(Beginning of Extracted data)

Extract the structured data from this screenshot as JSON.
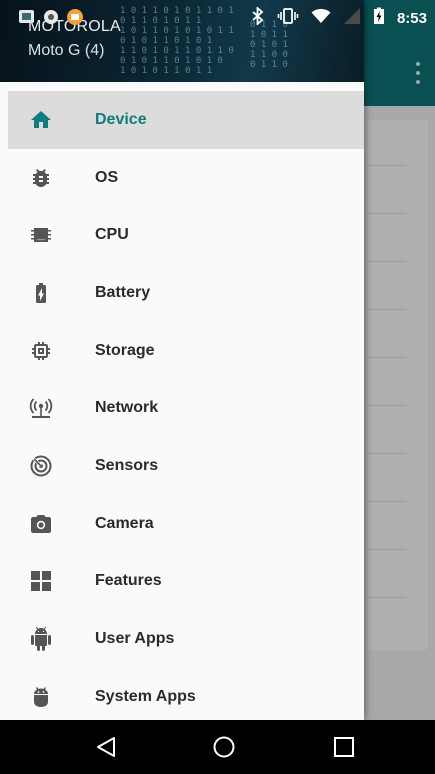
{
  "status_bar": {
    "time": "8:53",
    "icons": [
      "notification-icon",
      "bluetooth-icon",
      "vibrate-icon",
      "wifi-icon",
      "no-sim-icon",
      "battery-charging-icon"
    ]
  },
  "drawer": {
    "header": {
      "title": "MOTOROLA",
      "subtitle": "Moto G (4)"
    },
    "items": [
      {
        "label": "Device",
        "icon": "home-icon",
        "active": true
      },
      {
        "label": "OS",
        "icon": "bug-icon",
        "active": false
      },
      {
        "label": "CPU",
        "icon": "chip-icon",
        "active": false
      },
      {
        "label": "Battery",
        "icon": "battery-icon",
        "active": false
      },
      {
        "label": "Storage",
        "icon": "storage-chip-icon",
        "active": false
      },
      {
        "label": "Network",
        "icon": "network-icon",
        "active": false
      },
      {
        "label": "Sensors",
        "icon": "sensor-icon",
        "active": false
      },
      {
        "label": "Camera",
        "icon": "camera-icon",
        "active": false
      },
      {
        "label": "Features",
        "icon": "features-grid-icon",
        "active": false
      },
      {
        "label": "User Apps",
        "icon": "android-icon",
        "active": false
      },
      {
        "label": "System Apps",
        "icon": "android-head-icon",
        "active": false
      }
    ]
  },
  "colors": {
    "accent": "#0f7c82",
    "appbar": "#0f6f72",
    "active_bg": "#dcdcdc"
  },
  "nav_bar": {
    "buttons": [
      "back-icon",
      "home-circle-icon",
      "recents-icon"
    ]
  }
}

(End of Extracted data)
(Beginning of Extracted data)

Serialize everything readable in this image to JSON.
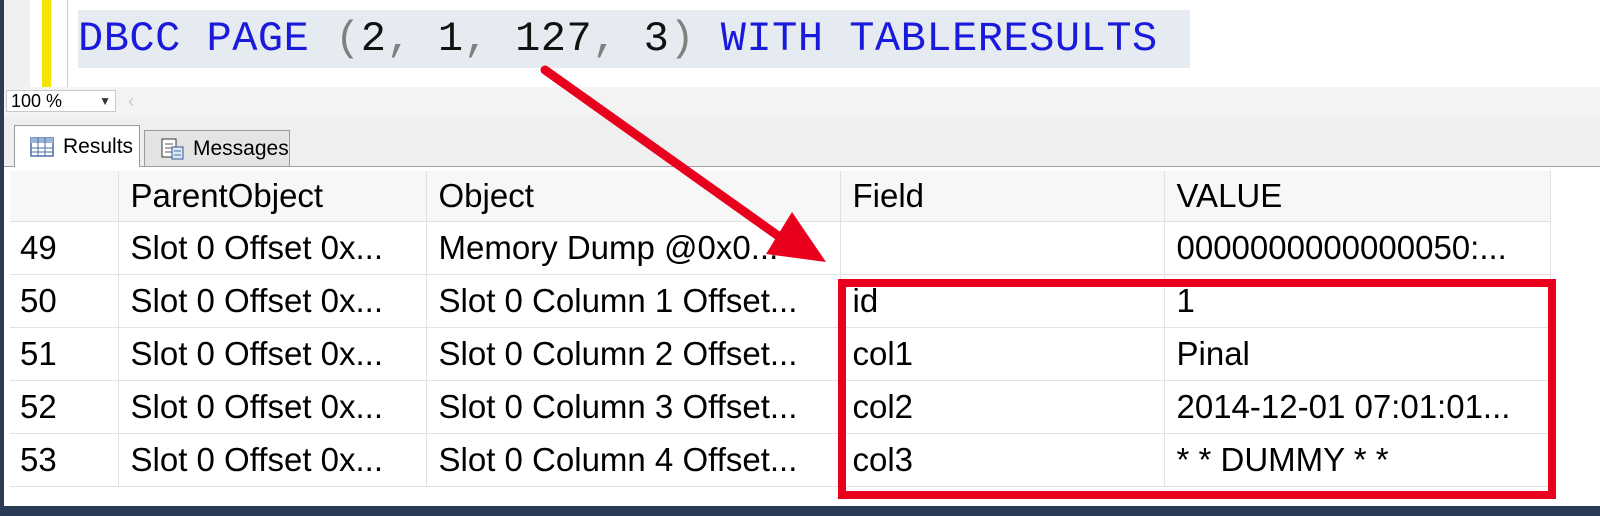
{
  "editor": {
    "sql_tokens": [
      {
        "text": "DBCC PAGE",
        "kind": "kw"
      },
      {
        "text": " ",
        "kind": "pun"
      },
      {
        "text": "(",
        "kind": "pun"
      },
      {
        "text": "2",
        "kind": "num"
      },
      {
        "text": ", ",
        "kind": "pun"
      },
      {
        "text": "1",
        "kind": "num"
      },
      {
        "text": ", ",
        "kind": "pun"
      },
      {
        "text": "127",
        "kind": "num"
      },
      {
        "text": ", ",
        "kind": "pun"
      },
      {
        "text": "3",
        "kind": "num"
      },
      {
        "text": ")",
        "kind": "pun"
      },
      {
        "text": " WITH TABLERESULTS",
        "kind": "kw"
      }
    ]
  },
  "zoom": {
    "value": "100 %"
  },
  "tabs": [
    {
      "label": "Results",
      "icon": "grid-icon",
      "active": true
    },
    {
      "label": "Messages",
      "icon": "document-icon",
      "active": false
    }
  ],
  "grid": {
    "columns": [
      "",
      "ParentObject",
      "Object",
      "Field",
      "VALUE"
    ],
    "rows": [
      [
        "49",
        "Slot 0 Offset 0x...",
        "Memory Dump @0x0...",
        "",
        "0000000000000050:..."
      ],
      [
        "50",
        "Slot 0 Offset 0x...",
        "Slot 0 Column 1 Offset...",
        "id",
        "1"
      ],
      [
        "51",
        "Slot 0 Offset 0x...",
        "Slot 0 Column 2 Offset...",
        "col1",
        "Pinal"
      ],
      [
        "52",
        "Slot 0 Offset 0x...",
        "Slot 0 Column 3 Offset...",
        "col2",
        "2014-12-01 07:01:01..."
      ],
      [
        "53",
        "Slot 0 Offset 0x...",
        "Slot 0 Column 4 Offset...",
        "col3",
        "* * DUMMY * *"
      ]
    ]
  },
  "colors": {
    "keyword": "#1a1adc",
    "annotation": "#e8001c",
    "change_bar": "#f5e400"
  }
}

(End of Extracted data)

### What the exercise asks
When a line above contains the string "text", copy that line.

### Problem solution
        "text": "DBCC PAGE",
        "text": " ",
        "text": "(",
        "text": "2",
        "text": ", ",
        "text": "1",
        "text": ", ",
        "text": "127",
        "text": ", ",
        "text": "3",
        "text": ")",
        "text": " WITH TABLERESULTS",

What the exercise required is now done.